THE HOUSE OF SPARTA.Coming into the God of War HD collection for PS3, my expectations were pretty high. Kratos now stands toe-to-toe with other signature Playstation icons like Lara Croft, Crash Bandicoot and that rapping dog made out of paper, there must be something pretty special about the series to achieve such a loving place in the hearts of Sony aficionados. Turns out, that something is getting vexed to the max and clapping minotaurs into Greek architecture. And it’s really bloody fun.
It’s oddly lethargic too. My nights for a couple of weeks involved nestling up on the sofa, bundling up frustrations collected throughout the day and channeling them into the decapitation of a giant cyclops. It helps that you control a character that just seems to be permanently pissed off too. Kratos shouts his way through encounters with mythical gods, tears open undead spleens and even climbs around walls like he’s cursed with an everlasting bonk on. He’s brilliant, and I think a Kratos dedicated section should be included in every form of digital entertainment.
Having been spoilt with Bayonetta and its insane array of bosses however, some of the God of War beasts did feel a little underwhelming. The first title in particular, which starts out with a battle aboard a ship with a three-headed dragon waits until the closing moments before it cranks up the ‘epic’ dial again. God of War 2 does fix this, with a generally more fulfilling experience that flings you from one spectacular scenario to another without much breathing space, but I never felt the crippling fear that comes from an overwhelming boss fight in either title.
I think back to the lake monster of Resident Evil 4 or the battle with Gohma in Ocarina of Time, and I was terrified. Chest-pounding, get me out of here, I’m going to throw up an anorak, terrified. They’re relatively simple too, but as is the case with any first date, it’s all about the first impression. Our mind needs time to imagine the unthinkable, to revel in the worst case scenario so anything that emerges will become the fresh face of hell itself. You’ll stagger over to the table, sit down gushing with sweat before an accidental brush of the boob during an overenthusiastic welcome. These are the boss battles you remember. The ones that cause panic before they’ve even begun.
This gut-wrenching build up is ruined by the instant cinematics that play as soon as you enter a room that’s geared for a boss fight. I want to walk in an area, take in the scenery, imagine what’s going to trigger that cute little animal to turn into a five-headed death machine, and then shake out a nervous dump in the corner. It’s a niche ask, but I’ll throw it out there in the hope that a game developer reads this and meets me halfway during this epiphany.
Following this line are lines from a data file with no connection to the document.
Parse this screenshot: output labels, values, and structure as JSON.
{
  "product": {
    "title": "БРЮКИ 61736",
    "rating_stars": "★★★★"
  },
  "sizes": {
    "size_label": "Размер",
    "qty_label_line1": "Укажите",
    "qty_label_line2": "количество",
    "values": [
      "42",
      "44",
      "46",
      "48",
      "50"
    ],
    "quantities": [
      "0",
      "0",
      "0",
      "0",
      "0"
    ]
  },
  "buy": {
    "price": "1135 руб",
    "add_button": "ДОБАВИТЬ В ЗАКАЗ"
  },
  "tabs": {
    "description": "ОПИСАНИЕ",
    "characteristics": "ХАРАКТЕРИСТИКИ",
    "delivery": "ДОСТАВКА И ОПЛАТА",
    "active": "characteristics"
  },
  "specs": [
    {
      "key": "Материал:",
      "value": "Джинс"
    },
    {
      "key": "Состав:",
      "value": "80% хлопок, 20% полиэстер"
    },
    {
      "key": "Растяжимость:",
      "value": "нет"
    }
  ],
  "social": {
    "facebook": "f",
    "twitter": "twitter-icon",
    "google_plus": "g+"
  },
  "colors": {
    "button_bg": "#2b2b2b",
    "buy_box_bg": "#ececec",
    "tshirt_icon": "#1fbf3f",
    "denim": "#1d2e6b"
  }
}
While I’m yet to play God of War 3, my time with God of War 1&2 (mostly two) has been very much enjoyed. The combat has the best mix of gore and button-bashing satisfaction around, and even the puzzles are surprisingly decent for an action title. It also holds the crown for some of the most bizarre quicktime events I’ve seen, from mashing someone’s face into a stone tablet to watching a bedside lamp rock back and forth as Kratos performs sexual acts with two ladies. A sequence that, looking back, might be the most understated sequence across the entire game.
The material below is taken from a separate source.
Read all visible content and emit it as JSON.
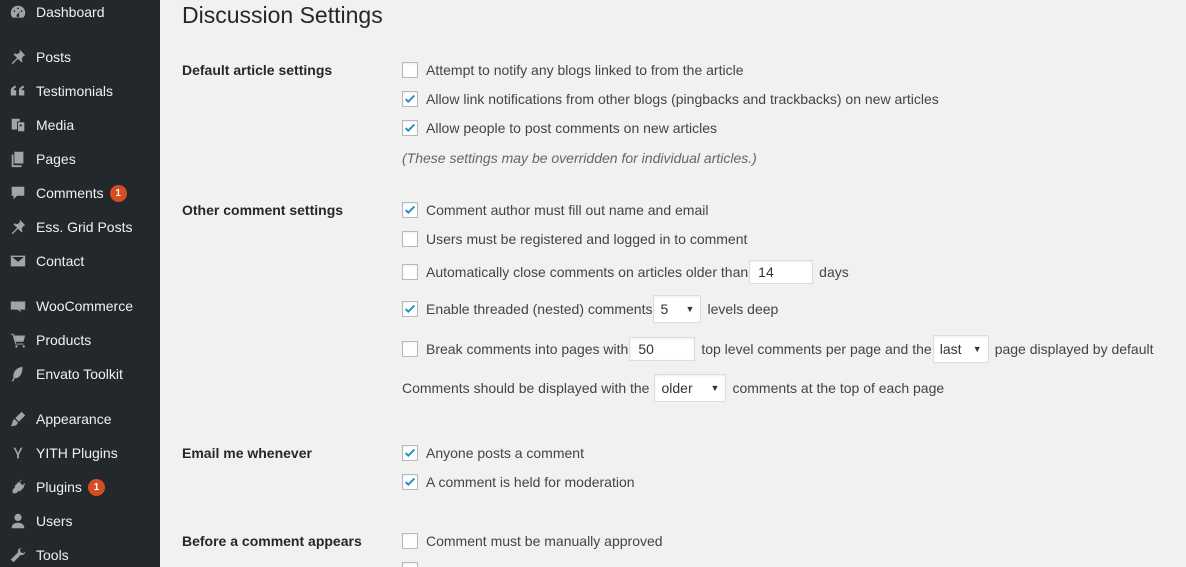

Alright the latter was an optional mini-game, but you’ve got to collect all the Trophies right?